**Work instructions:** Reproduce all of the data exactly as written.

Saved entries
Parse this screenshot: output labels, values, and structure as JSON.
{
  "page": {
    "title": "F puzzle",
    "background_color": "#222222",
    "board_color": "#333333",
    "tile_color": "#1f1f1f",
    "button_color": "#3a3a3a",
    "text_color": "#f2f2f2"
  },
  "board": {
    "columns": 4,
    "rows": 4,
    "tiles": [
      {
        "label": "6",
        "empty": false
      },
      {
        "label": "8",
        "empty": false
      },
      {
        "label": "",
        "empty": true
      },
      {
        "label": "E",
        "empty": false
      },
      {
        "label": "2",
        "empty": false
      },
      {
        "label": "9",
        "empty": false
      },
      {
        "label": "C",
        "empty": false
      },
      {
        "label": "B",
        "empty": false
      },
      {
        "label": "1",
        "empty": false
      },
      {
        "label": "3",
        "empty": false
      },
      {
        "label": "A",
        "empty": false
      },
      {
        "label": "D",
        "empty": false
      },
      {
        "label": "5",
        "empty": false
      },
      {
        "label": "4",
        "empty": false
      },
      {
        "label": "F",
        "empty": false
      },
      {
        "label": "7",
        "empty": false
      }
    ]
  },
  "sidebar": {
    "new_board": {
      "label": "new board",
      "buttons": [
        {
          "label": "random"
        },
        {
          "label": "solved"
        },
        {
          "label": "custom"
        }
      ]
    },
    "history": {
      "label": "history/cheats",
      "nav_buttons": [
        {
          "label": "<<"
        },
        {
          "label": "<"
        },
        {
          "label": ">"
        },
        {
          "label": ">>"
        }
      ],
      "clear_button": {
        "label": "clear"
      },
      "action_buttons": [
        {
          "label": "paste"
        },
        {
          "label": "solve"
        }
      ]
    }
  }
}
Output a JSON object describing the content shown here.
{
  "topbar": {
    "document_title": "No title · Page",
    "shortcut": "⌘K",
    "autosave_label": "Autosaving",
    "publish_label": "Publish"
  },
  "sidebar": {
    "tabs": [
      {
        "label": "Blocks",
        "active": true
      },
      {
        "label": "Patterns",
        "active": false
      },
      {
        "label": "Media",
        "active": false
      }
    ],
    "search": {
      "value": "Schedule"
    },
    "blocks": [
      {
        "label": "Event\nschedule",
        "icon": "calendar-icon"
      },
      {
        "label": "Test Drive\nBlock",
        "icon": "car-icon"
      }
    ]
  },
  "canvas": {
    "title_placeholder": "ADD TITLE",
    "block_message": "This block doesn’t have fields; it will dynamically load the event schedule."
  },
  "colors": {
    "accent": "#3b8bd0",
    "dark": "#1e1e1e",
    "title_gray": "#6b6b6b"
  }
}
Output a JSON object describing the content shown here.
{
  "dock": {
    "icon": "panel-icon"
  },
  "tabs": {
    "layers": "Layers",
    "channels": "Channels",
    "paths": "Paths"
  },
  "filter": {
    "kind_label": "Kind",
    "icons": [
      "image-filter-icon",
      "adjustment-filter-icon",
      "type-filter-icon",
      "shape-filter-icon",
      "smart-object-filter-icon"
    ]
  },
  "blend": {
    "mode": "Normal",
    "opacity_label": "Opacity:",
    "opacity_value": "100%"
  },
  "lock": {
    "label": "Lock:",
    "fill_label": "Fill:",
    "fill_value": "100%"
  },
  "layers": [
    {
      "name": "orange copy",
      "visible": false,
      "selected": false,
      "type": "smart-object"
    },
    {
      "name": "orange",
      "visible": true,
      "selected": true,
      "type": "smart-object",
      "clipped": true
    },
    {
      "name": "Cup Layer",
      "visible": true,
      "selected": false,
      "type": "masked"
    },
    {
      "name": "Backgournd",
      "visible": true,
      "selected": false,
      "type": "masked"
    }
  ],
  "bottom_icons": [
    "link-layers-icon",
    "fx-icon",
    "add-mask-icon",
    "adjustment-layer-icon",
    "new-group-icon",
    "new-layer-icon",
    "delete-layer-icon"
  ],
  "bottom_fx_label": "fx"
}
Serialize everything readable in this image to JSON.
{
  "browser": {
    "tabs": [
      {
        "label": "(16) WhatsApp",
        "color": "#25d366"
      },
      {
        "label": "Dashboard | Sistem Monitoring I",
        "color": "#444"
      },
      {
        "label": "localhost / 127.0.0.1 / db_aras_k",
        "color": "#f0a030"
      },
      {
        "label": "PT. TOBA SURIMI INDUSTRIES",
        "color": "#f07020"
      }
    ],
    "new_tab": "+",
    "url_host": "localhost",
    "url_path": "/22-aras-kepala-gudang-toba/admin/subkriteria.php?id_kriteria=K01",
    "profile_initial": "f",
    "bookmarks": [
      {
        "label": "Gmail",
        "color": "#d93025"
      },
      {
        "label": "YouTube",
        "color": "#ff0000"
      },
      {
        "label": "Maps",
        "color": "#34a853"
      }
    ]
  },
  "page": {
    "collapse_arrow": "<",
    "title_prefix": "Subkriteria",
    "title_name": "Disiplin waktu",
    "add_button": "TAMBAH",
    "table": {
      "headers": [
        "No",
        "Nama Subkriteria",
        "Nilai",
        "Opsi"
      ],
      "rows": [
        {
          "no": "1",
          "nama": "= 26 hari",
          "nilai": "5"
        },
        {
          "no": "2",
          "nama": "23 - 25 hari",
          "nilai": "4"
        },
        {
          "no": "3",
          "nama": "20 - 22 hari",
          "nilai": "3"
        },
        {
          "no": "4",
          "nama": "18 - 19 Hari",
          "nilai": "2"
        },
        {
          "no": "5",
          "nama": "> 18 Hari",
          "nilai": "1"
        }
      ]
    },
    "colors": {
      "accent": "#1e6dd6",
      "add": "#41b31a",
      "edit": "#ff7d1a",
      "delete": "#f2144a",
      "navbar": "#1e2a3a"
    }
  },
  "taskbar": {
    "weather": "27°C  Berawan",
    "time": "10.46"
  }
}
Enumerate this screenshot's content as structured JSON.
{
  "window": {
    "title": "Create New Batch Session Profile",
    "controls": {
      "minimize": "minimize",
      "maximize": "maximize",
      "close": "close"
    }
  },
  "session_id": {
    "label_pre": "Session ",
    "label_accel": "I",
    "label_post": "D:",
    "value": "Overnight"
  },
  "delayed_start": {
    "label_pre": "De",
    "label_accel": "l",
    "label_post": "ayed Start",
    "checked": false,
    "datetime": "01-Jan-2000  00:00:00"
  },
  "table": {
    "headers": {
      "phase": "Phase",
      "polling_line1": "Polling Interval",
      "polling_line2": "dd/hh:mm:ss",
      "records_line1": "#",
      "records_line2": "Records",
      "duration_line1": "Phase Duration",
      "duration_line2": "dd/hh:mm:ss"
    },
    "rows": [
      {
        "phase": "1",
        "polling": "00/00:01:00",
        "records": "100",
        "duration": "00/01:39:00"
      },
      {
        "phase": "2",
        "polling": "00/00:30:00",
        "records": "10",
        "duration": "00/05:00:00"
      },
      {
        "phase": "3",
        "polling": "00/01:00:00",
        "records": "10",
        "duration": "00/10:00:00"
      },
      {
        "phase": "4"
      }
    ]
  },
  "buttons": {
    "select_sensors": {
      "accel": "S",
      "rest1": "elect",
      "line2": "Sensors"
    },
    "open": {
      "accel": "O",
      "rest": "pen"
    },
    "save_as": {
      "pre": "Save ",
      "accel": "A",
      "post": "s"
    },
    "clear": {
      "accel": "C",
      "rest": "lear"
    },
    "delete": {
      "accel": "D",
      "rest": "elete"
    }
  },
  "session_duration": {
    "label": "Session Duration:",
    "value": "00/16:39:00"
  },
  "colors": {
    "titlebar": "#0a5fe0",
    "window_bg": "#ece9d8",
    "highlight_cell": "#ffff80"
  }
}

**Answer:**
Parse this screenshot: output labels, values, and structure as JSON.
{
  "page": {
    "title": "F puzzle",
    "background_color": "#222222",
    "board_color": "#333333",
    "tile_color": "#1f1f1f",
    "button_color": "#3a3a3a",
    "text_color": "#f2f2f2"
  },
  "board": {
    "columns": 4,
    "rows": 4,
    "tiles": [
      {
        "label": "6",
        "empty": false
      },
      {
        "label": "8",
        "empty": false
      },
      {
        "label": "",
        "empty": true
      },
      {
        "label": "E",
        "empty": false
      },
      {
        "label": "2",
        "empty": false
      },
      {
        "label": "9",
        "empty": false
      },
      {
        "label": "C",
        "empty": false
      },
      {
        "label": "B",
        "empty": false
      },
      {
        "label": "1",
        "empty": false
      },
      {
        "label": "3",
        "empty": false
      },
      {
        "label": "A",
        "empty": false
      },
      {
        "label": "D",
        "empty": false
      },
      {
        "label": "5",
        "empty": false
      },
      {
        "label": "4",
        "empty": false
      },
      {
        "label": "F",
        "empty": false
      },
      {
        "label": "7",
        "empty": false
      }
    ]
  },
  "sidebar": {
    "new_board": {
      "label": "new board",
      "buttons": [
        {
          "label": "random"
        },
        {
          "label": "solved"
        },
        {
          "label": "custom"
        }
      ]
    },
    "history": {
      "label": "history/cheats",
      "nav_buttons": [
        {
          "label": "<<"
        },
        {
          "label": "<"
        },
        {
          "label": ">"
        },
        {
          "label": ">>"
        }
      ],
      "clear_button": {
        "label": "clear"
      },
      "action_buttons": [
        {
          "label": "paste"
        },
        {
          "label": "solve"
        }
      ]
    }
  }
}
Output a JSON object describing the content shown here.
{
  "topbar": {
    "document_title": "No title · Page",
    "shortcut": "⌘K",
    "autosave_label": "Autosaving",
    "publish_label": "Publish"
  },
  "sidebar": {
    "tabs": [
      {
        "label": "Blocks",
        "active": true
      },
      {
        "label": "Patterns",
        "active": false
      },
      {
        "label": "Media",
        "active": false
      }
    ],
    "search": {
      "value": "Schedule"
    },
    "blocks": [
      {
        "label": "Event\nschedule",
        "icon": "calendar-icon"
      },
      {
        "label": "Test Drive\nBlock",
        "icon": "car-icon"
      }
    ]
  },
  "canvas": {
    "title_placeholder": "ADD TITLE",
    "block_message": "This block doesn’t have fields; it will dynamically load the event schedule."
  },
  "colors": {
    "accent": "#3b8bd0",
    "dark": "#1e1e1e",
    "title_gray": "#6b6b6b"
  }
}
Output a JSON object describing the content shown here.
{
  "dock": {
    "icon": "panel-icon"
  },
  "tabs": {
    "layers": "Layers",
    "channels": "Channels",
    "paths": "Paths"
  },
  "filter": {
    "kind_label": "Kind",
    "icons": [
      "image-filter-icon",
      "adjustment-filter-icon",
      "type-filter-icon",
      "shape-filter-icon",
      "smart-object-filter-icon"
    ]
  },
  "blend": {
    "mode": "Normal",
    "opacity_label": "Opacity:",
    "opacity_value": "100%"
  },
  "lock": {
    "label": "Lock:",
    "fill_label": "Fill:",
    "fill_value": "100%"
  },
  "layers": [
    {
      "name": "orange copy",
      "visible": false,
      "selected": false,
      "type": "smart-object"
    },
    {
      "name": "orange",
      "visible": true,
      "selected": true,
      "type": "smart-object",
      "clipped": true
    },
    {
      "name": "Cup Layer",
      "visible": true,
      "selected": false,
      "type": "masked"
    },
    {
      "name": "Backgournd",
      "visible": true,
      "selected": false,
      "type": "masked"
    }
  ],
  "bottom_icons": [
    "link-layers-icon",
    "fx-icon",
    "add-mask-icon",
    "adjustment-layer-icon",
    "new-group-icon",
    "new-layer-icon",
    "delete-layer-icon"
  ],
  "bottom_fx_label": "fx"
}
Serialize everything readable in this image to JSON.
{
  "browser": {
    "tabs": [
      {
        "label": "(16) WhatsApp",
        "color": "#25d366"
      },
      {
        "label": "Dashboard | Sistem Monitoring I",
        "color": "#444"
      },
      {
        "label": "localhost / 127.0.0.1 / db_aras_k",
        "color": "#f0a030"
      },
      {
        "label": "PT. TOBA SURIMI INDUSTRIES",
        "color": "#f07020"
      }
    ],
    "new_tab": "+",
    "url_host": "localhost",
    "url_path": "/22-aras-kepala-gudang-toba/admin/subkriteria.php?id_kriteria=K01",
    "profile_initial": "f",
    "bookmarks": [
      {
        "label": "Gmail",
        "color": "#d93025"
      },
      {
        "label": "YouTube",
        "color": "#ff0000"
      },
      {
        "label": "Maps",
        "color": "#34a853"
      }
    ]
  },
  "page": {
    "collapse_arrow": "<",
    "title_prefix": "Subkriteria",
    "title_name": "Disiplin waktu",
    "add_button": "TAMBAH",
    "table": {
      "headers": [
        "No",
        "Nama Subkriteria",
        "Nilai",
        "Opsi"
      ],
      "rows": [
        {
          "no": "1",
          "nama": "= 26 hari",
          "nilai": "5"
        },
        {
          "no": "2",
          "nama": "23 - 25 hari",
          "nilai": "4"
        },
        {
          "no": "3",
          "nama": "20 - 22 hari",
          "nilai": "3"
        },
        {
          "no": "4",
          "nama": "18 - 19 Hari",
          "nilai": "2"
        },
        {
          "no": "5",
          "nama": "> 18 Hari",
          "nilai": "1"
        }
      ]
    },
    "colors": {
      "accent": "#1e6dd6",
      "add": "#41b31a",
      "edit": "#ff7d1a",
      "delete": "#f2144a",
      "navbar": "#1e2a3a"
    }
  },
  "taskbar": {
    "weather": "27°C  Berawan",
    "time": "10.46"
  }
}
Enumerate this screenshot's content as structured JSON.
{
  "window": {
    "title": "Create New Batch Session Profile",
    "controls": {
      "minimize": "minimize",
      "maximize": "maximize",
      "close": "close"
    }
  },
  "session_id": {
    "label_pre": "Session ",
    "label_accel": "I",
    "label_post": "D:",
    "value": "Overnight"
  },
  "delayed_start": {
    "label_pre": "De",
    "label_accel": "l",
    "label_post": "ayed Start",
    "checked": false,
    "datetime": "01-Jan-2000  00:00:00"
  },
  "table": {
    "headers": {
      "phase": "Phase",
      "polling_line1": "Polling Interval",
      "polling_line2": "dd/hh:mm:ss",
      "records_line1": "#",
      "records_line2": "Records",
      "duration_line1": "Phase Duration",
      "duration_line2": "dd/hh:mm:ss"
    },
    "rows": [
      {
        "phase": "1",
        "polling": "00/00:01:00",
        "records": "100",
        "duration": "00/01:39:00"
      },
      {
        "phase": "2",
        "polling": "00/00:30:00",
        "records": "10",
        "duration": "00/05:00:00"
      },
      {
        "phase": "3",
        "polling": "00/01:00:00",
        "records": "10",
        "duration": "00/10:00:00"
      },
      {
        "phase": "4"
      }
    ]
  },
  "buttons": {
    "select_sensors": {
      "accel": "S",
      "rest1": "elect",
      "line2": "Sensors"
    },
    "open": {
      "accel": "O",
      "rest": "pen"
    },
    "save_as": {
      "pre": "Save ",
      "accel": "A",
      "post": "s"
    },
    "clear": {
      "accel": "C",
      "rest": "lear"
    },
    "delete": {
      "accel": "D",
      "rest": "elete"
    }
  },
  "session_duration": {
    "label": "Session Duration:",
    "value": "00/16:39:00"
  },
  "colors": {
    "titlebar": "#0a5fe0",
    "window_bg": "#ece9d8",
    "highlight_cell": "#ffff80"
  }
}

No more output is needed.